    Eight minutes and 46 seconds is the amount of time it took the world to wake up as it triggered widespread protests and cries of outrage.  There is absolutely no excuse for the blatant disregard for Black lives in America.  We've reached the point where technology is crucial in cases of police brutality with video recordings serving as a voice for the voiceless.  

    I fear that without those recordings there is no hope for justice and equality, which makes me question the true effectiveness of body cams.  When I think about how light was shed on the case of George Floyd and Ahmaud Arbery, and all of the other brutal killings only because of recordings from a cell phone, I lose some hope in humanity and people's ability to do the right thing.  

    One cannot help but think of all of the Black lives lost at the hands of the police that weren't recorded for the world to see; the hashtags are endless.  

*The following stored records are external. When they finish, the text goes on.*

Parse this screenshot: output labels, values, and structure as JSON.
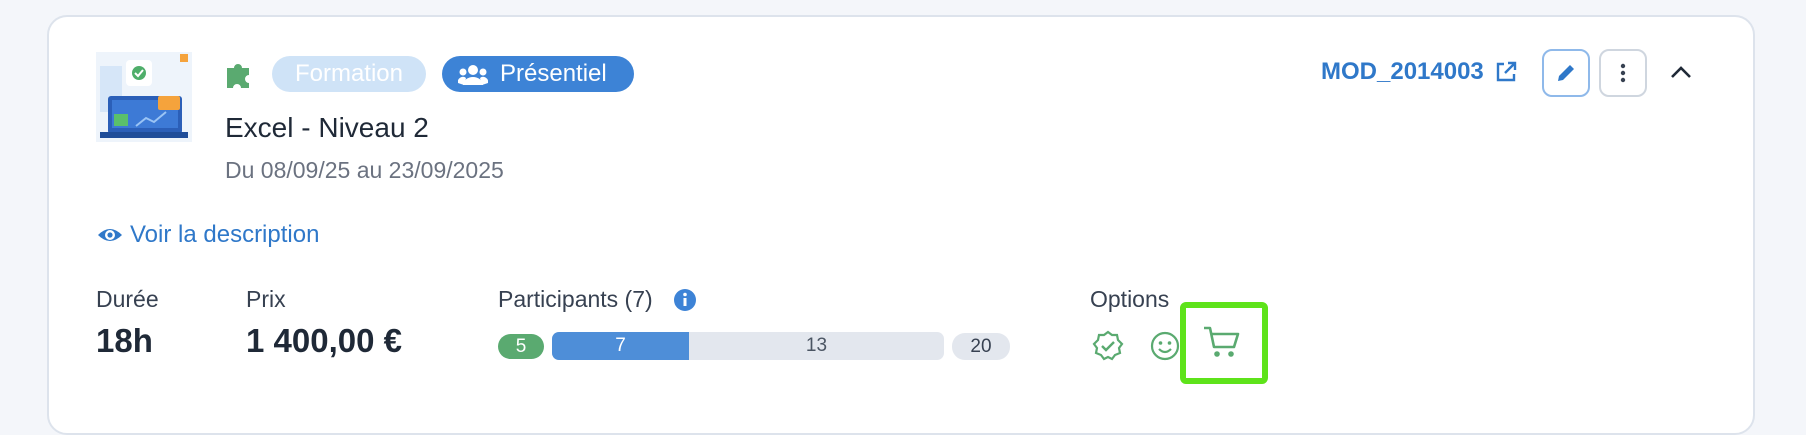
{
  "module": {
    "tags": [
      "Formation",
      "Présentiel"
    ],
    "title": "Excel - Niveau 2",
    "dates": "Du 08/09/25 au 23/09/2025",
    "reference": "MOD_2014003",
    "description_link": "Voir la description"
  },
  "stats": {
    "duration_label": "Durée",
    "duration_value": "18h",
    "price_label": "Prix",
    "price_value": "1 400,00 €",
    "participants_label": "Participants (7)",
    "participants": {
      "min": "5",
      "current": "7",
      "remaining": "13",
      "max": "20",
      "fill_fraction": 0.35
    },
    "options_label": "Options"
  },
  "icons": {
    "thumbnail": "excel-course-illustration",
    "category": "puzzle-icon",
    "presentiel": "people-icon",
    "external": "external-link-icon",
    "edit": "pencil-icon",
    "more": "kebab-icon",
    "collapse": "chevron-up-icon",
    "eye": "eye-icon",
    "info": "info-icon",
    "options": [
      "check-badge-icon",
      "smiley-icon",
      "cart-icon"
    ]
  },
  "colors": {
    "accent": "#2f78c9",
    "tag_light": "#cfe3f7",
    "tag_dark": "#3d83d6",
    "success": "#5aaa70",
    "highlight": "#5ee31a"
  }
}
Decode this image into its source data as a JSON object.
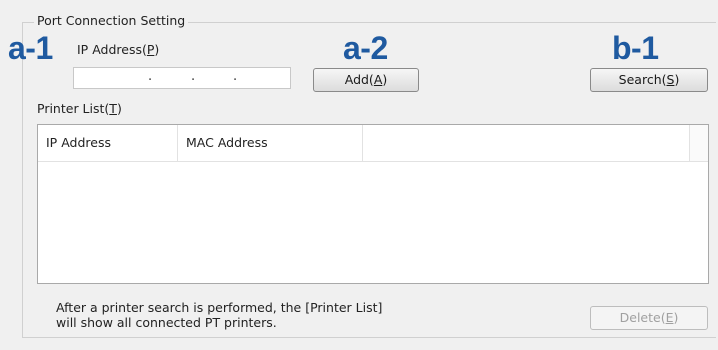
{
  "group": {
    "title": "Port Connection Setting"
  },
  "markers": {
    "a1": "a-1",
    "a2": "a-2",
    "b1": "b-1"
  },
  "ip_address": {
    "label_prefix": "IP Address(",
    "label_key": "P",
    "label_suffix": ")",
    "value": "",
    "dots": [
      ".",
      ".",
      "."
    ]
  },
  "buttons": {
    "add": {
      "prefix": "Add(",
      "key": "A",
      "suffix": ")"
    },
    "search": {
      "prefix": "Search(",
      "key": "S",
      "suffix": ")"
    },
    "delete": {
      "prefix": "Delete(",
      "key": "E",
      "suffix": ")",
      "enabled": false
    }
  },
  "printer_list": {
    "label_prefix": "Printer List(",
    "label_key": "T",
    "label_suffix": ")",
    "columns": [
      "IP Address",
      "MAC Address",
      ""
    ],
    "rows": []
  },
  "note": {
    "line1": "After a printer search is performed, the [Printer List]",
    "line2": "will show all connected PT printers."
  },
  "colors": {
    "marker": "#1f5aa0",
    "background": "#f0f0f0"
  }
}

    I also have come to the realization that racism is deeply rooted in police culture.  There is knowledge within each department of police brutality cases and police shootings involving African Americans, but they still make the conscious decision not to pursue and investigate.  The words “cleared of all wrong doing” send chills down my spine as I witness another one of my people's lives taken and another murderer walk free.  The news has been filled with peaceful protests, looting and violence - everyone expressing their pain differently.  

    Despite the outrage I feel, I don't believe in combating violence with violence. Historically, we have tried to fight back with violence and peace, but the change we have seen is minimal.  The solution is to enact changes in policies and laws to hold the people who commit these hate crimes accountable.  

    My generation - right now - is the future; we are the future teachers, lawyers, judges, doctors, presidents and every profession we ever dreamed of.  We are living in the now, we are witnessing these events in real time, and it is our duty to be informed and take a stand in the fight for justice.  

    We must put ourselves in positions to ensure change will occur.  We must look at these situations in their totality, and use our knowledge and power to reform a system that was never meant to serve us.  Through solidarity, we possess the power to fight back and reshape our futures.  

    Most importantly, we must never forget how eight minutes 46 seconds changed the world and we must never stop saying their names.

    Raya Berkley of Virginia Beach is an award-winning graduate student who will earn her master's degree in criminology and criminal justice in 2020. She is the UMES chapter president of Alpha Phi Sigma, a criminal justice honor society, and the founder of  https://www.theborncriminal.info/, a blog focused on criminal justice reform and struggles within the criminal justice system.